A cost-effectiveness analysis of the Strategies and Opportunities to Stop Colorectal Cancer in Priority Populations (STOP CRC) trial, an NIH Collaboratory Demonstration Project, revealed wide variation across participating health centers. The study’s findings reflect the complexity of implementing an intervention in pragmatic research involving community health clinics with diverse patient populations, clinic structures, and resources.
The study was published recently in Preventive Medicine.
The STOP CRC trial tested a program to improve colorectal cancer screening rates in 26 clinics within 8 federal qualified health centers in California and Oregon. Intervention clinics embedded a tool in the electronic health record to identify patients who were overdue for screening and mailed a fecal immunochemical test (FIT) kit to these patients. Screening rates were higher overall in intervention clinics than in clinics that practiced usual care, despite low and highly variable rates of implementation of the program among participating clinics.
In the subsequent cost-effectiveness study, variability in program implementation was likewise a key factor in the results. Intervention delivery costs were highly variable across health centers, and the incremental cost-effectiveness of the intervention was diminished somewhat because usual care clinics generated more colonoscopies than intervention clinics after abnormal FIT results.
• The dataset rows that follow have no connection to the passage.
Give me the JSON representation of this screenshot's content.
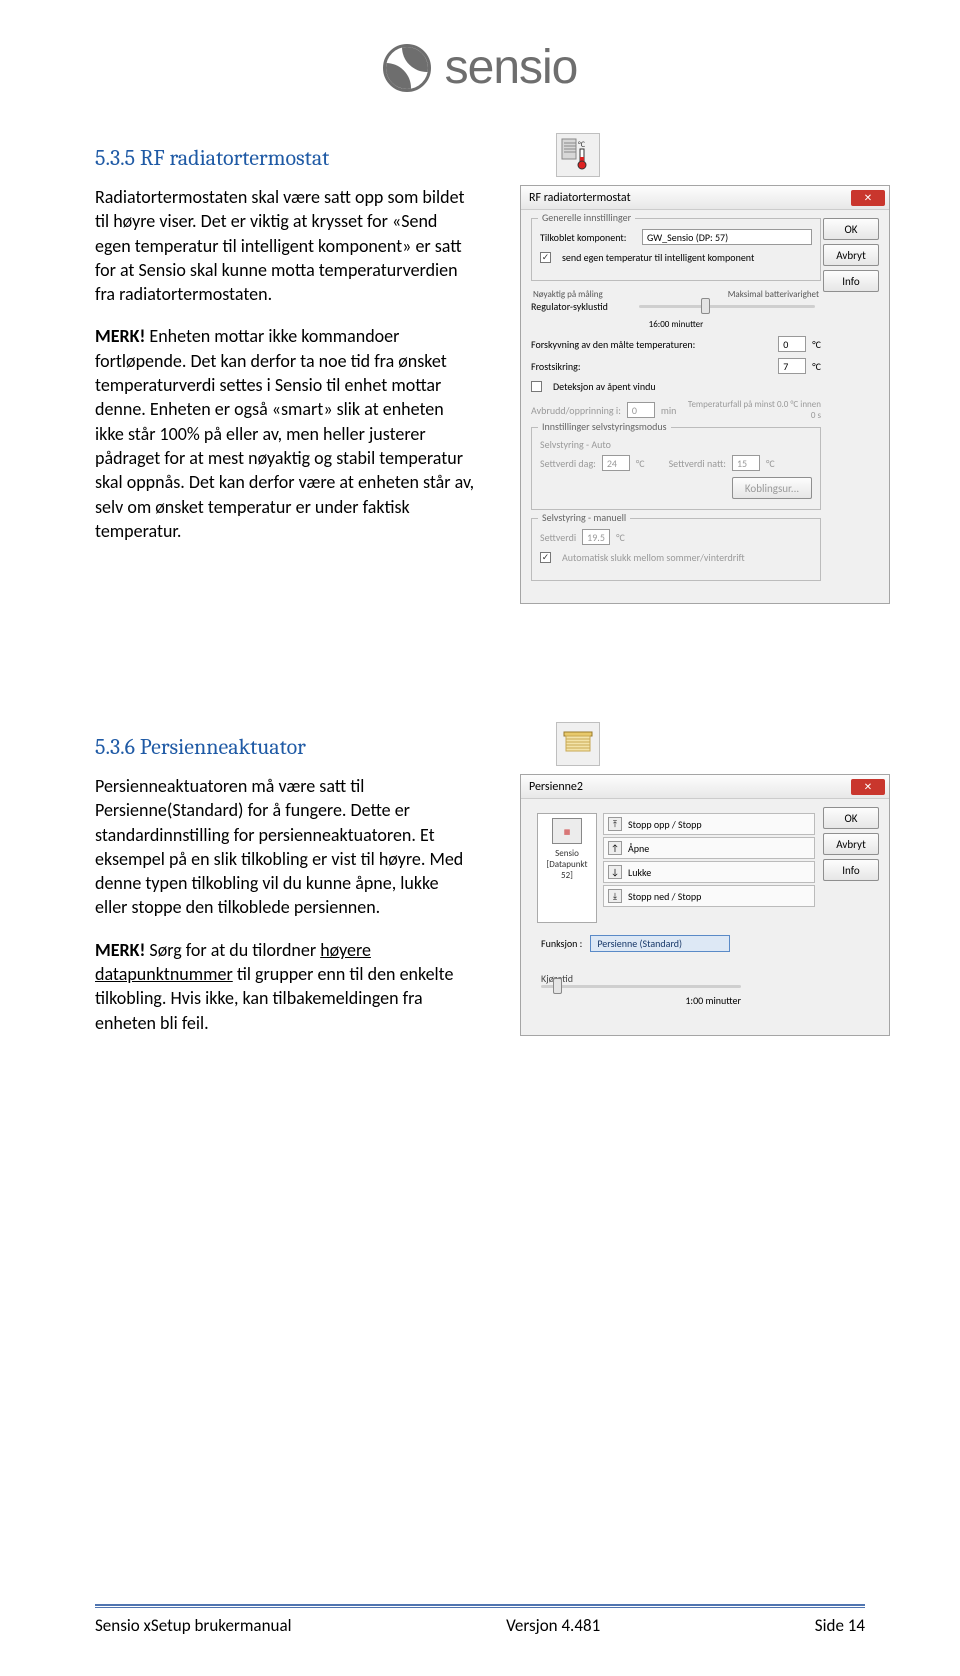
{
  "logo": {
    "text": "sensio"
  },
  "section1": {
    "heading": "5.3.5   RF radiatortermostat",
    "p1": "Radiatortermostaten skal være satt opp som bildet til høyre viser. Det er viktig at krysset for «Send egen temperatur til intelligent komponent» er satt for at Sensio skal kunne motta temperaturverdien fra radiatortermostaten.",
    "merk": "MERK!",
    "p2": " Enheten mottar ikke kommandoer fortløpende. Det kan derfor ta noe tid fra ønsket temperaturverdi settes i Sensio til enhet mottar denne. Enheten er også «smart» slik at enheten ikke står 100% på eller av, men heller justerer pådraget for at mest nøyaktig og stabil temperatur skal oppnås. Det kan derfor være at enheten står av, selv om ønsket temperatur er under faktisk temperatur."
  },
  "section2": {
    "heading": "5.3.6   Persienneaktuator",
    "p1": "Persienneaktuatoren må være satt til Persienne(Standard) for å fungere. Dette er standardinnstilling for persienneaktuatoren. Et eksempel på en slik tilkobling er vist til høyre. Med denne typen tilkobling vil du kunne åpne, lukke eller stoppe den tilkoblede persiennen.",
    "merk": "MERK!",
    "p2_a": " Sørg for at du tilordner ",
    "p2_u": "høyere datapunktnummer",
    "p2_b": " til grupper enn til den enkelte tilkobling. Hvis ikke, kan tilbakemeldingen fra enheten bli feil."
  },
  "dialog1": {
    "title": "RF radiatortermostat",
    "buttons": {
      "ok": "OK",
      "cancel": "Avbryt",
      "info": "Info"
    },
    "grp1": {
      "legend": "Generelle innstillinger",
      "connected_label": "Tilkoblet komponent:",
      "connected_value": "GW_Sensio  (DP: 57)",
      "send_temp": "send egen temperatur til intelligent komponent"
    },
    "sliders": {
      "left_top": "Nøyaktig på måling",
      "right_top": "Maksimal batterivarighet",
      "regsyk": "Regulator-syklustid",
      "regsyk_val": "16:00 minutter",
      "forsky": "Forskyvning av den målte temperaturen:",
      "frost": "Frostsikring:",
      "forsky_val": "0",
      "frost_val": "7",
      "detect": "Deteksjon av åpent vindu",
      "avbrudd": "Avbrudd/opprinning i:",
      "avbrudd_val": "0",
      "avbrudd_unit": "min",
      "tempfall": "Temperaturfall på minst 0.0 °C innen 0 s"
    },
    "grp2": {
      "legend": "Innstillinger selvstyringsmodus",
      "auto": "Selvstyring - Auto",
      "setdag": "Settverdi dag:",
      "setnatt": "Settverdi natt:",
      "setdag_val": "24",
      "setnatt_val": "15",
      "unit": "°C",
      "kobl": "Koblingsur..."
    },
    "grp3": {
      "legend": "Selvstyring - manuell",
      "set": "Settverdi",
      "set_val": "19.5",
      "unit": "°C",
      "autoslukk": "Automatisk slukk mellom sommer/vinterdrift"
    }
  },
  "dialog2": {
    "title": "Persienne2",
    "buttons": {
      "ok": "OK",
      "cancel": "Avbryt",
      "info": "Info"
    },
    "canvas_label1": "Sensio",
    "canvas_label2": "[Datapunkt 52]",
    "actions": {
      "a1": "Stopp opp / Stopp",
      "a2": "Åpne",
      "a3": "Lukke",
      "a4": "Stopp ned / Stopp"
    },
    "func_label": "Funksjon :",
    "func_value": "Persienne (Standard)",
    "kjoretid_label": "Kjøretid",
    "kjoretid_value": "1:00 minutter"
  },
  "footer": {
    "left": "Sensio xSetup brukermanual",
    "center": "Versjon 4.481",
    "right": "Side 14"
  }
}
The study has implications for the design of implementation strategies in pragmatic trials that are embedded in diverse community health centers.
The STOP CRC trial was supported within the NIH Collaboratory by a cooperative agreement from the National Cancer Institute and received logistical and technical support from the NIH Collaboratory Coordinating Center. Download a study snapshot of the STOP CRC trial, and learn more about the NIH Collaboratory Demonstration Projects.